Sillitoe has long been considered a “proletarian novelist,” one primarily concerned with figures from the lower classes of society or those living on its fringes. The Lost Flying Boat fits that mold only partially. The major characters are out of the mainstream, and the action of the novel takes place far from the center of civilization. Nevertheless, the extraordinary setting does not disguise the universality of the plight in which these characters find themselves. Metaphysical questions enter into the discussions of even these hardboiled men of action; the novel is as much a part of the tradition of the novel of ideas as it is of the adventure-story genre to which its fast-paced plot connects it.

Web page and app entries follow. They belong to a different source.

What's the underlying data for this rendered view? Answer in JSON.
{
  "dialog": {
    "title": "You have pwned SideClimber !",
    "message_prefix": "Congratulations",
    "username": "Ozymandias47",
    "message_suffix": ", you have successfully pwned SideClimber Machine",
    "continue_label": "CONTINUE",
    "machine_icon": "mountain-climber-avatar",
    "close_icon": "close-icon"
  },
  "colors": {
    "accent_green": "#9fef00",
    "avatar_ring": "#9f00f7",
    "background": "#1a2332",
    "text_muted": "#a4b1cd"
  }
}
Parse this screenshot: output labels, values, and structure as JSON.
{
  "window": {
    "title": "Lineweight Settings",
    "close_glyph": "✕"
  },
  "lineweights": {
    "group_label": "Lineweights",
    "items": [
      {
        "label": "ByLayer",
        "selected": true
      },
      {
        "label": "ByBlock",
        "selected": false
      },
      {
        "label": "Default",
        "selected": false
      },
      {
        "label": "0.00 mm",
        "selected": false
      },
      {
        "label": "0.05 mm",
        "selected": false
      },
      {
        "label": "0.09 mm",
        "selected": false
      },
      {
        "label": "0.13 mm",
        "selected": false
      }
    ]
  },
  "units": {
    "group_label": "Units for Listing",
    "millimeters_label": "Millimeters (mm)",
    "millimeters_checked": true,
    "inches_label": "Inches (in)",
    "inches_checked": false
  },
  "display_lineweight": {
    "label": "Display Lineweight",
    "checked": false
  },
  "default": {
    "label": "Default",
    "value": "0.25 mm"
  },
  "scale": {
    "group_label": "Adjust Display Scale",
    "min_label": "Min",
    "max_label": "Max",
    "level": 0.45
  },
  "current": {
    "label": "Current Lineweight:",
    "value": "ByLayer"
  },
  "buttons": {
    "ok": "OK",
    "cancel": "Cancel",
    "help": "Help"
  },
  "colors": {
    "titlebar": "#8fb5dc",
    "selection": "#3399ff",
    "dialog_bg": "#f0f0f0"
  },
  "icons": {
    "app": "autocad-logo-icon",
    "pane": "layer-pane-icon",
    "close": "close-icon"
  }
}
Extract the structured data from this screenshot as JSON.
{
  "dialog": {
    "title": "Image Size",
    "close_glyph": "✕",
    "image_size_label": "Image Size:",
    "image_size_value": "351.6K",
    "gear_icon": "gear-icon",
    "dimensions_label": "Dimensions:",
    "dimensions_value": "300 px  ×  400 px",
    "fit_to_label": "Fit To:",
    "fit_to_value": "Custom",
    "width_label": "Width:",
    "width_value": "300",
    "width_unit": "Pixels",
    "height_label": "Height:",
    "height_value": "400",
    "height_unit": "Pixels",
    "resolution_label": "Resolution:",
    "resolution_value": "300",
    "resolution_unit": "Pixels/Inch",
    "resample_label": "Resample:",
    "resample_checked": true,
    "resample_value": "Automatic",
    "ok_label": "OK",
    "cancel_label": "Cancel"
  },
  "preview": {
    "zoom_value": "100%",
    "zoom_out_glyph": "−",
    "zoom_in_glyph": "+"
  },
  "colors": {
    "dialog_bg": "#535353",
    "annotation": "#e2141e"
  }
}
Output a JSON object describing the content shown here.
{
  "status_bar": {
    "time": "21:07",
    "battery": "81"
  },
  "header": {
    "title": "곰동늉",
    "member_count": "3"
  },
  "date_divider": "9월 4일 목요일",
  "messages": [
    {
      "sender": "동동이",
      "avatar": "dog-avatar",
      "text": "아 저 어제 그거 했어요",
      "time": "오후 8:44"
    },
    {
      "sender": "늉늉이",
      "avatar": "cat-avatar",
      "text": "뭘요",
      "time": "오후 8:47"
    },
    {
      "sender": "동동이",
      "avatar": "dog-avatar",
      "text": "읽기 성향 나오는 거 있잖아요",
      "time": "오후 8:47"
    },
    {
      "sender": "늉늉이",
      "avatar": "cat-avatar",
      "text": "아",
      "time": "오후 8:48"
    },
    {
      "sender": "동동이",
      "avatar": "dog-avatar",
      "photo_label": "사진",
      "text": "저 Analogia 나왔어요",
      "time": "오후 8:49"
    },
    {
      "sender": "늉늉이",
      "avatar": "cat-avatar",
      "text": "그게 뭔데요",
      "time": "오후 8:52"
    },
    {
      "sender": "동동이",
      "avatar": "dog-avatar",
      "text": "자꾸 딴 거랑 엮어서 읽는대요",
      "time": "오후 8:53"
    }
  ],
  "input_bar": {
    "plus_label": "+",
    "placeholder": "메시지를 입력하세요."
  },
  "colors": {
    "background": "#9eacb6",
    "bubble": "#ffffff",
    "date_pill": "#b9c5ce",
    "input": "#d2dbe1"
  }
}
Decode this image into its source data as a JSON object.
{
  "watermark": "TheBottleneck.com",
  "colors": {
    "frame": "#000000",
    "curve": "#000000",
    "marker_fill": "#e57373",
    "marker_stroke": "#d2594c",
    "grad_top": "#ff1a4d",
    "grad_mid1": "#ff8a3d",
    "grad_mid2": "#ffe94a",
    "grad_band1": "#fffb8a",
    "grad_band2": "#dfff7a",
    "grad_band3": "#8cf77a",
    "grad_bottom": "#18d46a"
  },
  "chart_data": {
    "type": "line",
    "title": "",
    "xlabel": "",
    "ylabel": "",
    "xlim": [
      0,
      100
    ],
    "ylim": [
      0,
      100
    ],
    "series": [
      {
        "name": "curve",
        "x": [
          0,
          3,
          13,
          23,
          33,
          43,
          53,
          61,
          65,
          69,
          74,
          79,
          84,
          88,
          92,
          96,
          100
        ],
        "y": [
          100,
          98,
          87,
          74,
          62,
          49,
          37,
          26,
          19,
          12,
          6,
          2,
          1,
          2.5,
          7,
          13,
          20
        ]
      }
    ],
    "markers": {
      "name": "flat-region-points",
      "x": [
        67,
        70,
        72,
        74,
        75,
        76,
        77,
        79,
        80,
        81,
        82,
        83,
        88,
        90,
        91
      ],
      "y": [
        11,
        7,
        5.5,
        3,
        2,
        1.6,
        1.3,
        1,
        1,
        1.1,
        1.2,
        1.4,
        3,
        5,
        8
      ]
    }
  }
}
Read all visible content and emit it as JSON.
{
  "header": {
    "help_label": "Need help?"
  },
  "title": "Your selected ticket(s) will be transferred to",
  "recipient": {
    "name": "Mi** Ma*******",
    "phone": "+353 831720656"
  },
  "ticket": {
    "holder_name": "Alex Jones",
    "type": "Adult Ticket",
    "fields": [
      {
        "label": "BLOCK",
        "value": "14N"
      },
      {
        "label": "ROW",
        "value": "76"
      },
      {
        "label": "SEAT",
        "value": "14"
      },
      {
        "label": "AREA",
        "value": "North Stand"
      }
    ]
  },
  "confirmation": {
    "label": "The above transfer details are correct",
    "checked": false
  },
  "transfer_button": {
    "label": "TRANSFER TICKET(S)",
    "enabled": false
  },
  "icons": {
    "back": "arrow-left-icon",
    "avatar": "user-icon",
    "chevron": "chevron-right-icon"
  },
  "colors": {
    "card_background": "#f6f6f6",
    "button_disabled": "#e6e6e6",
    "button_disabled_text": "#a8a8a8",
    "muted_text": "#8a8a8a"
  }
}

The novel also has distinct echoes of works within the great tradition of Western literature. One can find striking parallels between this story of men in pursuit of treasure and Geoffrey Chaucer’s “The Pardoner’s Tale”; in fact, the plot lines are remarkably similar. The journey to the Antarctic by a crew that had once won glory and that is reassembled for one last voyage recalls the story of Ulysses as told by Dante in The Divine Comedy (c. 1320): It is a voyage toward death. Finally, the two major characters, Adcock and Bennett, share many similarities with Herman Melville’s Ishmael and Captain Ahab from Moby Dick (1851). The final scene of the novel, when Adcock, the sole survivor of the expedition, is picked up by a passing ship, is only the most obvious of several points at which this novel and Melville’s classic seem akin. These references give Sillitoe’s work additional impact for the reader familiar with the literary tradition.